(Bloomberg) -- Active management will outperform indexing next year as the market moves into a more rational environment following the 2022 selloff, according to Bank of America strategist Savita Subramanian.
“It is time to avoid being an indexer and get active,” the bank’s head of US equity and quantitative strategy told Bloomberg TV and Radio Monday, citing valuation dispersion being at near historical highs. “What that means is there’s a lot of alpha to be made by just kind of playing mean reversion of valuation.”
In addition, she said, the S&P 500 is very top-heavy in long-duration, high-growth tech — “the old leadership” that had done well during an era of rock-bottom interest rates. “We’re moving into an environment that’s more rational and you really need to sift through and pick the winners.”
Following a strong November, active funds were on pace to have their best year versus their benchmarks since 2017, with 45% outperforming, according to a Dec. 5 note from Bank of America. Meanwhile, the S&P 500 is down 19% for the year as of Monday, on track for its worst annual performance since 2008.
There are parts of the market worth gaining exposure to, Subramanian said. “When everybody is gloomy, the chances are that information is more priced into the market than it has been when everybody is really excited.”
Oil companies won’t be flooding the market with supply over the next 12 months because they have capital discipline making them good bets for investors. Plus, 90% of CEOs at these firms have their compensation tied to ESG goals, not production goals, which marks a meaningful difference for the sector today than it’s been in the past. Meanwhile, the financials sector has morphed from being toxic to investors post-2007 to one that has lower earnings volatility than the S&P 500 and better balance sheets than ever before.
Subramanian says she likes stocks more than bonds over the next 10 years. The bank’s long-term models were “very negative” on equities at the start of 2022. But thanks to this year’s correction, “the setup right now is spitting out something like 5% returns per annum over the next 10 years, rather than negative returns that we were seeing at the beginning of the year,” she said. “It’s not going to be as great as the 2010s, but it’s going to be better than negative.”

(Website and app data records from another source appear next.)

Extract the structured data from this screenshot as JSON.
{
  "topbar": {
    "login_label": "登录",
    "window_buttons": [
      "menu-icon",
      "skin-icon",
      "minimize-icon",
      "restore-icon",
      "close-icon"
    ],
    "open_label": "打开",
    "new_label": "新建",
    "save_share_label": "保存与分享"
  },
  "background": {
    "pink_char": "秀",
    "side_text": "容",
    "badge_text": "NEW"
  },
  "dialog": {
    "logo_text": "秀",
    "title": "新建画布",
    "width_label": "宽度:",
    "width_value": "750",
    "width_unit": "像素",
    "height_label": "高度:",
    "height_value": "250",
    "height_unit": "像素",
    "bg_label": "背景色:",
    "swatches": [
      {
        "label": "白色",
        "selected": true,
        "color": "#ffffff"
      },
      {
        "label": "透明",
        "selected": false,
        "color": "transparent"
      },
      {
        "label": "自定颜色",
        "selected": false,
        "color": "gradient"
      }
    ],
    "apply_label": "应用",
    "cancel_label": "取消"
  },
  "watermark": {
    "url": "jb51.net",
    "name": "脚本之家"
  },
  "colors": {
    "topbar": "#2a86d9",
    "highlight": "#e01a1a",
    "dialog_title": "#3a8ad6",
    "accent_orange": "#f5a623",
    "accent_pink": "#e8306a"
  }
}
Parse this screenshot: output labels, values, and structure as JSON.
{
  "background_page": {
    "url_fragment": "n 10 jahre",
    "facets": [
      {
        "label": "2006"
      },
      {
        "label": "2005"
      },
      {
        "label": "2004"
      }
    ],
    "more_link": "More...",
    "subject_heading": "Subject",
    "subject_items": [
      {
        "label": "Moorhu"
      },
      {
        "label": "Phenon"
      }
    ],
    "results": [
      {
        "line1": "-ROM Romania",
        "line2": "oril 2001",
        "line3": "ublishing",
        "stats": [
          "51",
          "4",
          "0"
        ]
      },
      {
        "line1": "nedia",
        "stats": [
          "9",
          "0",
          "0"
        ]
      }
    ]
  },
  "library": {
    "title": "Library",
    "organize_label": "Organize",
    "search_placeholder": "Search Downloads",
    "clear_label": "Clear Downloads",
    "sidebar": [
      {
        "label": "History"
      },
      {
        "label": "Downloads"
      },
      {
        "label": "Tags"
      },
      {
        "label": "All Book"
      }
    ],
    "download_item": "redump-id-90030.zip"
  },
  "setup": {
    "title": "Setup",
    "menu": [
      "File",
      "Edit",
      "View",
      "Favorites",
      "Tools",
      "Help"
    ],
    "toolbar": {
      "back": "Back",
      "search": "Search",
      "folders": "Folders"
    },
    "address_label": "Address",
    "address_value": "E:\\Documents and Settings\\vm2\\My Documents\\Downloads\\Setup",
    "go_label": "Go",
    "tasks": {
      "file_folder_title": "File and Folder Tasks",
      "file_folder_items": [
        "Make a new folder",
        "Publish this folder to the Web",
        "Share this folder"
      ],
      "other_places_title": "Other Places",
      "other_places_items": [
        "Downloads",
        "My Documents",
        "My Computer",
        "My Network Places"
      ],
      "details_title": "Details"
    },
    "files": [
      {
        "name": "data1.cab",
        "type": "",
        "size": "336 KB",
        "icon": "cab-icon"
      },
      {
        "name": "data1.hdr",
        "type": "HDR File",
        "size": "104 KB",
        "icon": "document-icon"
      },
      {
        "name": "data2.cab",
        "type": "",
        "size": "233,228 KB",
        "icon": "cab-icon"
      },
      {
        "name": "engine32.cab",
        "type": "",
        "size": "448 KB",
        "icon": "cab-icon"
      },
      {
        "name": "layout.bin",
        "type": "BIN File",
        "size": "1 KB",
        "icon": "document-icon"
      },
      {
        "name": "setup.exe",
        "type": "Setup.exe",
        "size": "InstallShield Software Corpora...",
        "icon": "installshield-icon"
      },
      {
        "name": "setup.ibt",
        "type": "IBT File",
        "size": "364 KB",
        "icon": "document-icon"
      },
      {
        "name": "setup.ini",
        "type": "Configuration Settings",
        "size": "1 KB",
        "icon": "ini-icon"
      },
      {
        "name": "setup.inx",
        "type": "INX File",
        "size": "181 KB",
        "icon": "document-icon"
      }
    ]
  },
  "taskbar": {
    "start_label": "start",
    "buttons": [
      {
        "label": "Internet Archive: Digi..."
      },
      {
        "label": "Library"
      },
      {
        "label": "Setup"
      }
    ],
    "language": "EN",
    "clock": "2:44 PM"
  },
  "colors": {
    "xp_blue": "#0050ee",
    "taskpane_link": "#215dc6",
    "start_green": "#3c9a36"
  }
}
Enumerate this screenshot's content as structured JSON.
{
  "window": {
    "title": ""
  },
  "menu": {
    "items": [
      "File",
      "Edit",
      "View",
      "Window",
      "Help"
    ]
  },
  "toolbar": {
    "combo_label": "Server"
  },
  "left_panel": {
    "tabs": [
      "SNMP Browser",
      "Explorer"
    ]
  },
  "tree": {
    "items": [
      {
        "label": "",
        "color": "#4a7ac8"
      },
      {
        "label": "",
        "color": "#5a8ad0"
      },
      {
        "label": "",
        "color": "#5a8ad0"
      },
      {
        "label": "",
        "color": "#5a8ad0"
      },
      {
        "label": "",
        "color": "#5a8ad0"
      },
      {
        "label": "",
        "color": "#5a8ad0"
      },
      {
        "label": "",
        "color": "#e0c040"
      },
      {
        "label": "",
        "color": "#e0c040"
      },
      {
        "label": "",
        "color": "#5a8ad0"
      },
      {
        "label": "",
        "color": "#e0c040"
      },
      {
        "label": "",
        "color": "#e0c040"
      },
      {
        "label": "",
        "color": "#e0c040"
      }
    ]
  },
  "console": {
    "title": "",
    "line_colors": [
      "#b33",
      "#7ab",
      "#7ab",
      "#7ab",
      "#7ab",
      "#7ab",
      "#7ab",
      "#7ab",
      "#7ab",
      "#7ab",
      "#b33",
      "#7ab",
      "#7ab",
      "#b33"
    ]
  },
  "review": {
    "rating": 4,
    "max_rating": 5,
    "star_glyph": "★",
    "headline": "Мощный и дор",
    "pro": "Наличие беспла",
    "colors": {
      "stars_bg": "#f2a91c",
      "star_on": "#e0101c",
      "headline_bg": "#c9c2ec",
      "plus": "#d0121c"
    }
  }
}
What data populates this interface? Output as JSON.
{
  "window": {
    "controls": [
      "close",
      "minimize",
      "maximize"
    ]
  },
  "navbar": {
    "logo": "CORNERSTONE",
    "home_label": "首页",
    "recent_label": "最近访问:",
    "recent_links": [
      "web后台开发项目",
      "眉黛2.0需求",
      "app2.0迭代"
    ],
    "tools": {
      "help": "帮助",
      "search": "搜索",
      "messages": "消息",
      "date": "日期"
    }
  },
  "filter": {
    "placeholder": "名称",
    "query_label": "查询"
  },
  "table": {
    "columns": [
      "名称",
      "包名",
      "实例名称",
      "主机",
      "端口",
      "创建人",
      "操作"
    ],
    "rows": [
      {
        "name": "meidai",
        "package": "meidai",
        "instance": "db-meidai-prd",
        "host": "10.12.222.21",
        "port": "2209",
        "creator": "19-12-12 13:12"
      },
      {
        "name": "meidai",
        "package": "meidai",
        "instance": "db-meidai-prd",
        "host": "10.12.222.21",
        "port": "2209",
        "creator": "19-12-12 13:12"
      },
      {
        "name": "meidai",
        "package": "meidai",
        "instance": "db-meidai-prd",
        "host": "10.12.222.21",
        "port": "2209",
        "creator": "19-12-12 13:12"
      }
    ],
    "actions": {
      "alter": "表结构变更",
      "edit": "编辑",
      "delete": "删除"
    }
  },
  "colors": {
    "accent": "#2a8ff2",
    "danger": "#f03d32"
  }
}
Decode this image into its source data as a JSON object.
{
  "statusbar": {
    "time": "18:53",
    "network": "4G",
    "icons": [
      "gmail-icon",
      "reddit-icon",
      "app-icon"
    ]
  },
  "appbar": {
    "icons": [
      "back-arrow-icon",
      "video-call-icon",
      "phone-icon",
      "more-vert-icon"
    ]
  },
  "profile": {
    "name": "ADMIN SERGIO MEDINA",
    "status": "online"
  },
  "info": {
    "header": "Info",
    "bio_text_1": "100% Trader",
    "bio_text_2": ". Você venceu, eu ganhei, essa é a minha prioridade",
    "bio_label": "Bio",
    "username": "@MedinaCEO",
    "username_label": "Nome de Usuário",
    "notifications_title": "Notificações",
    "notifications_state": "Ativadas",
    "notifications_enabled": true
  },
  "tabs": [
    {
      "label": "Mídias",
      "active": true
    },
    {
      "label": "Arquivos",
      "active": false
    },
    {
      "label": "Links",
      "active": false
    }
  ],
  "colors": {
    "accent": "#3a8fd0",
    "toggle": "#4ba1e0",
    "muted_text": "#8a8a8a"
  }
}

At Morgan Stanley strategist Michael Wilson took a gloomier view predicting that a looming earnings recession “by itself could be similar to what transpired in 2008/2009,” and that that could spark a new stock-market low that’s “much worse than what most investors are expecting,” he wrote in a note.
--With assistance from Tom Keene.